“I thought it was a great opportunity to further my education and contribute to the scientific community with a project that could really make a difference,” Srivastava said. “I think the benefits are tremendous – in a professional lab setting, I get to see some of the cutting-edge work that we hear of in science journals and participate in some of this cutting-edge work as well.”

Srivastava’s project involves using immunohistochemistry and confocal microscopy to track specific neuronal subtypes of the brains of normal mice and mice that have a mutated gene that may be linked to autism. Through collaborating with a team in Japan, Srivastava hopes to collect data that will show how the spatial columnar pattern of different types of neurons changes due to this mutation.

By far the largest issue that students face is transportation to their research labs, many of which are located as far away as Washington, D.C. or Bethesda, MD. To circumvent the issue of having insufficient time in the lab, Srivastava and many other seniors are taking a new approach: enrolling in an online course for their fifth period classes.

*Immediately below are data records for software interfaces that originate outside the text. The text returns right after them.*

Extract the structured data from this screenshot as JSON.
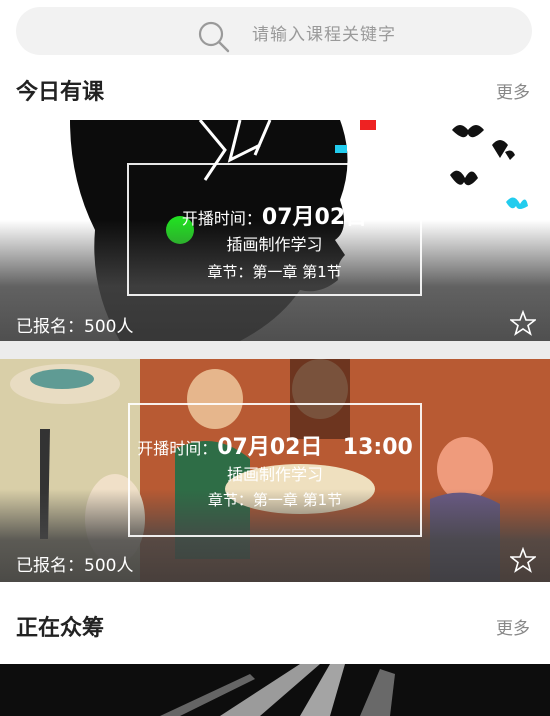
{
  "search": {
    "placeholder": "请输入课程关键字"
  },
  "today": {
    "title": "今日有课",
    "more": "更多",
    "courses": [
      {
        "time_label": "开播时间：",
        "date": "07月02日",
        "time": "",
        "course_name": "插画制作学习",
        "chapter": "章节：第一章 第1节",
        "enrolled": "已报名：500人"
      },
      {
        "time_label": "开播时间：",
        "date": "07月02日",
        "time": "13:00",
        "course_name": "插画制作学习",
        "chapter": "章节：第一章 第1节",
        "enrolled": "已报名：500人"
      }
    ]
  },
  "crowdfunding": {
    "title": "正在众筹",
    "more": "更多"
  }
}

Another student, senior Matt Wattendorf, connected with his mentor, Dr. Joe Parker of the Naval Research Laboratories, without assistance from the school. Parker’s boss offered him the mentorship opportunity when Wattendorf visited with his older brother.

After a few weeks of taking safety courses and orienting himself in the lab, Wattendorf began work on his project, which involves developing a battery using nanofoam materials that is durable enough to replace the lithium-ion battery.

“I think the biggest benefits are: you see what a day in the life of a scientist entails, what it takes to succeed as a scientist, and what kinds of people you’ll be working with if you choose to enter the research field,” Wattendorf said.

While mentorship typically lasts for one semester, several students with more promising projects in the first semester will extend their projects into the rest of the year.

“I’m seriously considering year-long mentorship, so I might be able to pursue more in-depth projects than if I just worked for one semester,” Ju said.